- Talking to some people, I realised that living alone can be a privilege in itself 🤨 . Some were dealing with the everyday irritation of living in crowded homes. Not to even mention the far more dangerous situation of being trapped with someone who may be abusive.
- Many thousands of people had lost their source of income, their jobs and were staring into an uncertain future. I did have relentless pressure at work too, but then I still had a job, and changes worked out well for me in the end.
- Yes, I was away from my family and was worried about them. But they too were in the comfort of a nice house and healthy (touch wood!). I know few of my friends who lost their loved ones with some were not even able to say their goodbyes.
- I did face some discomforts living alone, but in the process, I learned new things – from discovering that cooking can be a good stress buster to experiencing the joyful company of a dog

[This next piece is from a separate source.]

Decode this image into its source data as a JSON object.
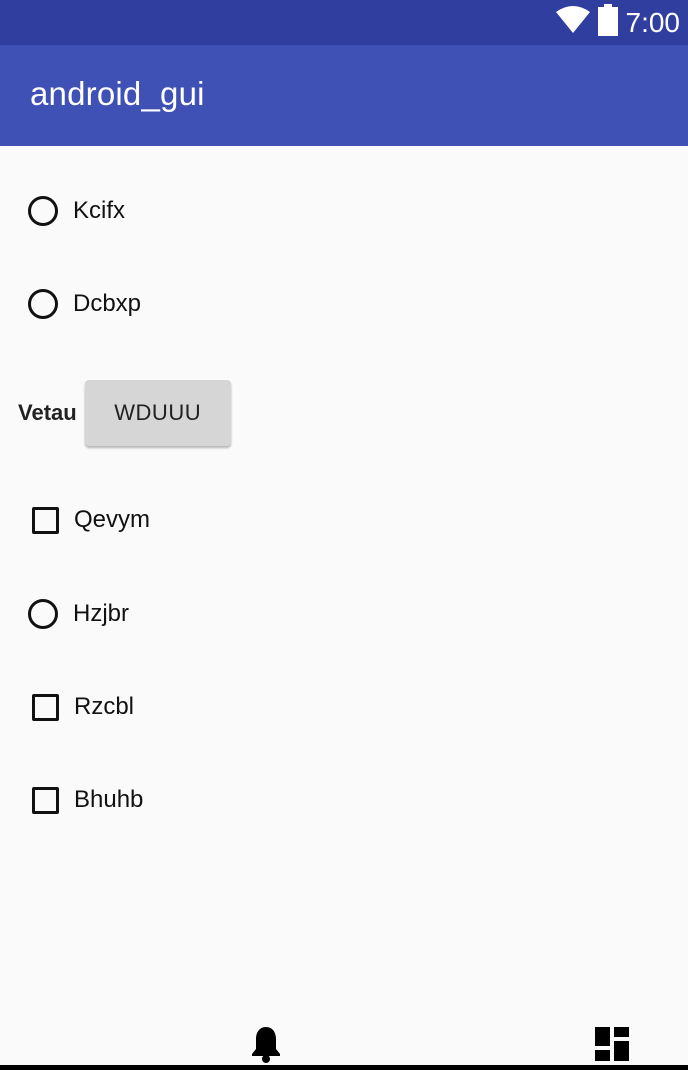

Above all, isolation has highlighted to me the importance of relationships more than ever (no, dogs cannot replace humans 🙂).
The word ‘solo’ has been a pre-fix in my life for quite some time – solo living, solo traveling, solo eating, solo thinking etc and I realise I definitely want to make an effort to change this.
Also, in a larger sense, I have come to realize deeply the value of human togetherness. During this pandemic, where a microscopic virus brought the whole world to its knees, the only way forward was together. And this was demonstrated so aptly by the thousands of doctors, nurses, administrators, scientists, researchers, policemen and women, business owners, delivery men, cab drivers and others who kept at their jobs and thought of others before thinking of themselves. Many of them laid down their lives.
This post is humbly dedicated to them. 🙏🏽 😷
It’s been over three months I’m free from lockdown. But unfortunately, the world is not free from pandemic. While the virus Armageddon predicted by few has not yet come to pass, but with over 34 million infections and a million deaths (and still counting) nobody knows when it will stop.
As soon as the lockdown was relaxed and planes took to the air, so did I. After 6 flights between three continents, living in 3 cities and three Covid tests enroute, I am now back in London. Some may say that I am back to my pre-Covid nomadic life. But it’s not true, the world has changed and so have I.
I have now greater appreciation for this life and my freedom. And I’m also looking at ways in which I can use my privilege to help others. I have recalibrated my life based on my recent experience.
Living under the shadow of Covid, I have started focusing more on ‘here & now’ than constantly worrying about the future. I’ve started exploring the countryside, enjoying my runs even in rain, meeting friends I had not seen for long and reaching out to new people from different walks of life. Work is going well; friends & family are doing good.
I’ve not had a chance to test my culinary skills again, but I am more confident now in case I get locked-in again. I hope not. 🤞
And yes, my new friends – three dogs. Little did I realise the bonding I developed with them in such a short time (I will not mock my friends about dogs again 🤐) I was worried about their well-being after I’d left and was sad to say goodbye. But worry not, as of my last WhatsApp message with building security they are well and good. With a friendly volunteer, I’ve made robust arrangements to make sure that they do not have to starve again.
What comes next in this uncertain world, I do not know.
But for now, Life is Beautiful.